### SOURCE DATA

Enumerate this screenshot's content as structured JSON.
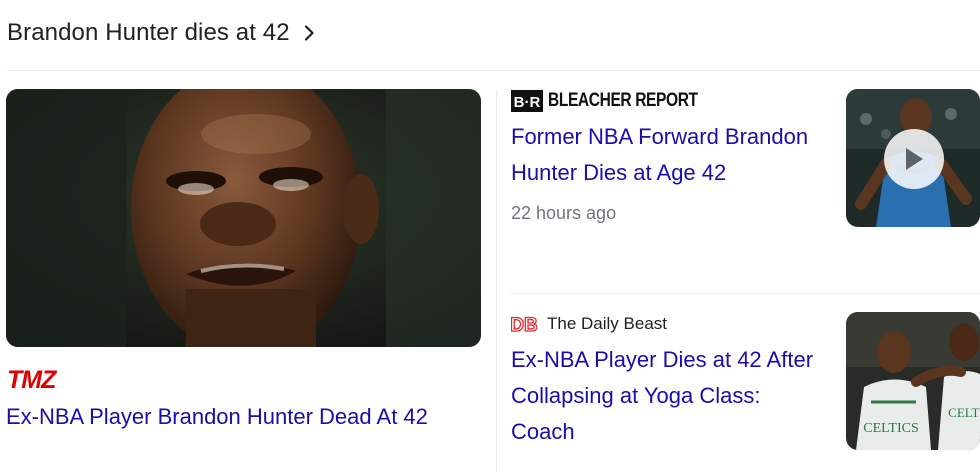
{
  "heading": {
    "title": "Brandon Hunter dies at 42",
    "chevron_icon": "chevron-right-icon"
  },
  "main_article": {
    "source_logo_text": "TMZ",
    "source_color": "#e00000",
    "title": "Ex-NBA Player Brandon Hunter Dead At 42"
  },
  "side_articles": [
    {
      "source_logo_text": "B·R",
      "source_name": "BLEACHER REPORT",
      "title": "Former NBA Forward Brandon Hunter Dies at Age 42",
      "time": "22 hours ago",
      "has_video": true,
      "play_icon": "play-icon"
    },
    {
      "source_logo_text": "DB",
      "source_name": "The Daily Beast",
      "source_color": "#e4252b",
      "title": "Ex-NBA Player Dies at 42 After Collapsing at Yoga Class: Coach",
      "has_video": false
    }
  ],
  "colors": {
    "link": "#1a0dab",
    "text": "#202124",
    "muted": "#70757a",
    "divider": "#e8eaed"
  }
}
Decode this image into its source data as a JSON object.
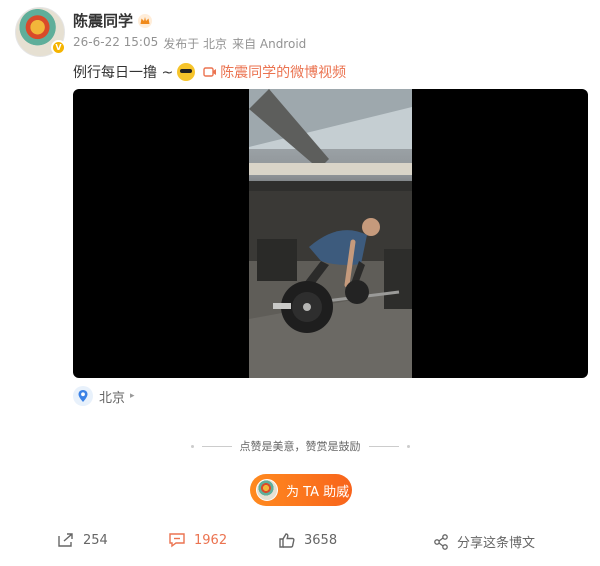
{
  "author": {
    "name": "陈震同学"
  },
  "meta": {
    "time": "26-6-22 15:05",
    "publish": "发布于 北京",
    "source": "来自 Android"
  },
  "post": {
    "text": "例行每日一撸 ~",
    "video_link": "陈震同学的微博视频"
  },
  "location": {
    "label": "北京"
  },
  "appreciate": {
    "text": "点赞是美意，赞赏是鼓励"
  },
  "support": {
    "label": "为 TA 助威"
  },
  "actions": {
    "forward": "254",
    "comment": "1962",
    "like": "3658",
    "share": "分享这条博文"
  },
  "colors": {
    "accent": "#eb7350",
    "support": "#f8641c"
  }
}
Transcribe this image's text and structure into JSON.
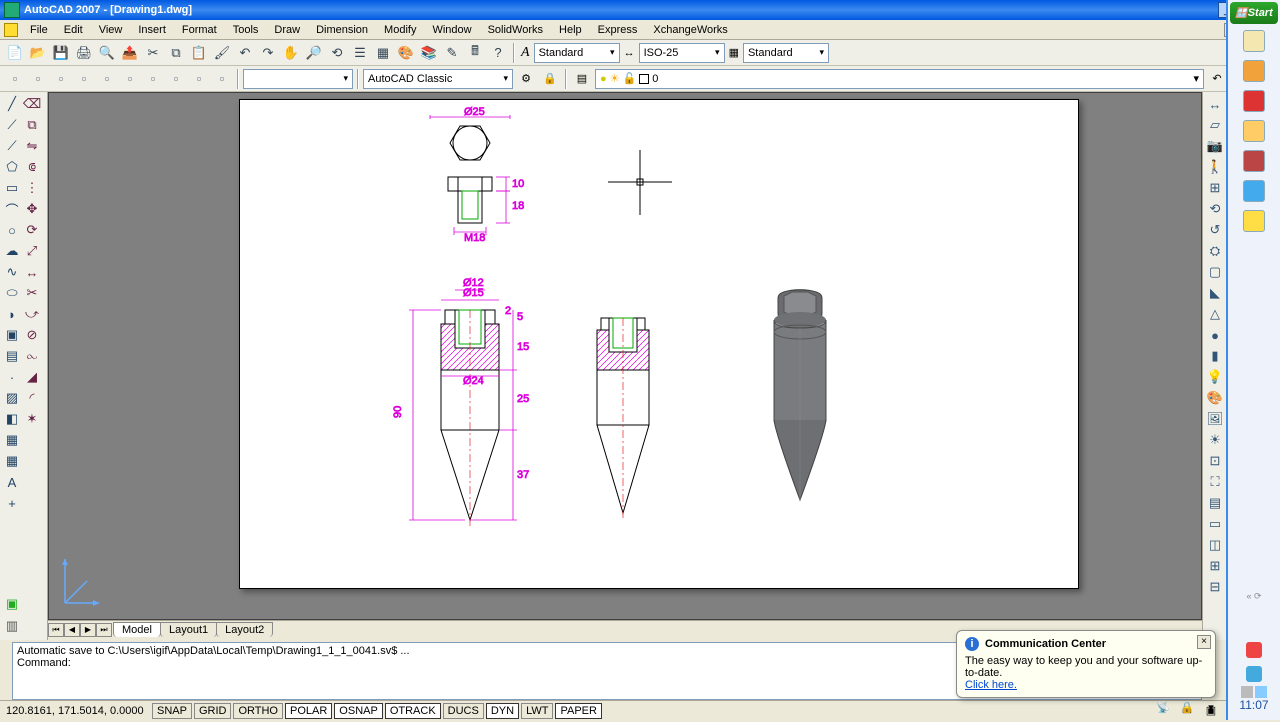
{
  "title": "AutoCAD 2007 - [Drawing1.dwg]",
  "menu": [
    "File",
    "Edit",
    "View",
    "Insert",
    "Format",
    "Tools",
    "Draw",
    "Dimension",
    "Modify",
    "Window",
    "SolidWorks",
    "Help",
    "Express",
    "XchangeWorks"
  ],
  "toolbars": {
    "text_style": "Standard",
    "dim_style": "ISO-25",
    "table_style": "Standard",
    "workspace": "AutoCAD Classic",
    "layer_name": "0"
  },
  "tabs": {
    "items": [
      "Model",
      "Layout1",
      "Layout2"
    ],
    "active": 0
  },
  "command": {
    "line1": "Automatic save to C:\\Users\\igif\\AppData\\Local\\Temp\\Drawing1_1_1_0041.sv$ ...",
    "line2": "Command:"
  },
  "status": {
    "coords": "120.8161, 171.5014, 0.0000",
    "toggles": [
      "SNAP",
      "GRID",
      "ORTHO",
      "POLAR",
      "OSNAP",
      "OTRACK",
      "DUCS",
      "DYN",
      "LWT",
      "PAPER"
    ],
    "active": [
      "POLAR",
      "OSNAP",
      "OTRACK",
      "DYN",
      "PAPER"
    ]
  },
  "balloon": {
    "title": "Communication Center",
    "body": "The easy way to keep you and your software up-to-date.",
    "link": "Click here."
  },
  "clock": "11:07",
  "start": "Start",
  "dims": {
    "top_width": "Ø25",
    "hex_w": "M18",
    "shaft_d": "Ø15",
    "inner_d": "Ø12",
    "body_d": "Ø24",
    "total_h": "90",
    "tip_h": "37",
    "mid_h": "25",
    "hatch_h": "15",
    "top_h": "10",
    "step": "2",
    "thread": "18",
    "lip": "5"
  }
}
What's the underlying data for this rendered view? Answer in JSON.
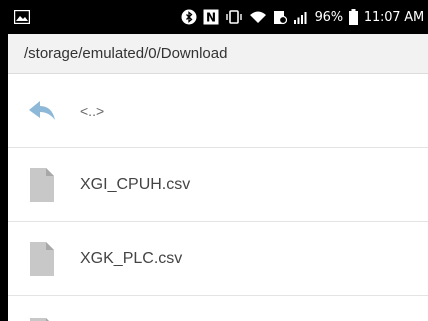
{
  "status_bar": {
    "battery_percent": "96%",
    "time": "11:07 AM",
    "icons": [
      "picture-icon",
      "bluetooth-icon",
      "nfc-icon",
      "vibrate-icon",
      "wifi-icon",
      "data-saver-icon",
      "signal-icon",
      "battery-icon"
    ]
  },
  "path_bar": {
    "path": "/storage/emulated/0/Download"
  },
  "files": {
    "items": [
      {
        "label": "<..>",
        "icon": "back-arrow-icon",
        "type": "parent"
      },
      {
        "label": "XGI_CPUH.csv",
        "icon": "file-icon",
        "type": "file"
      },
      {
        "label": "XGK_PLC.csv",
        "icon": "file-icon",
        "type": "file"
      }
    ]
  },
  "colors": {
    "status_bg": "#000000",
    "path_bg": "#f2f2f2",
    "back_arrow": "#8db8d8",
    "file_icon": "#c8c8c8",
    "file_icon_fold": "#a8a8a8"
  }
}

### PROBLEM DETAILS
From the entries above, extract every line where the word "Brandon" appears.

### TASK RESULT
    "title": "Brandon Hunter dies at 42",
    "title": "Ex-NBA Player Brandon Hunter Dead At 42"
      "title": "Former NBA Forward Brandon Hunter Dies at Age 42",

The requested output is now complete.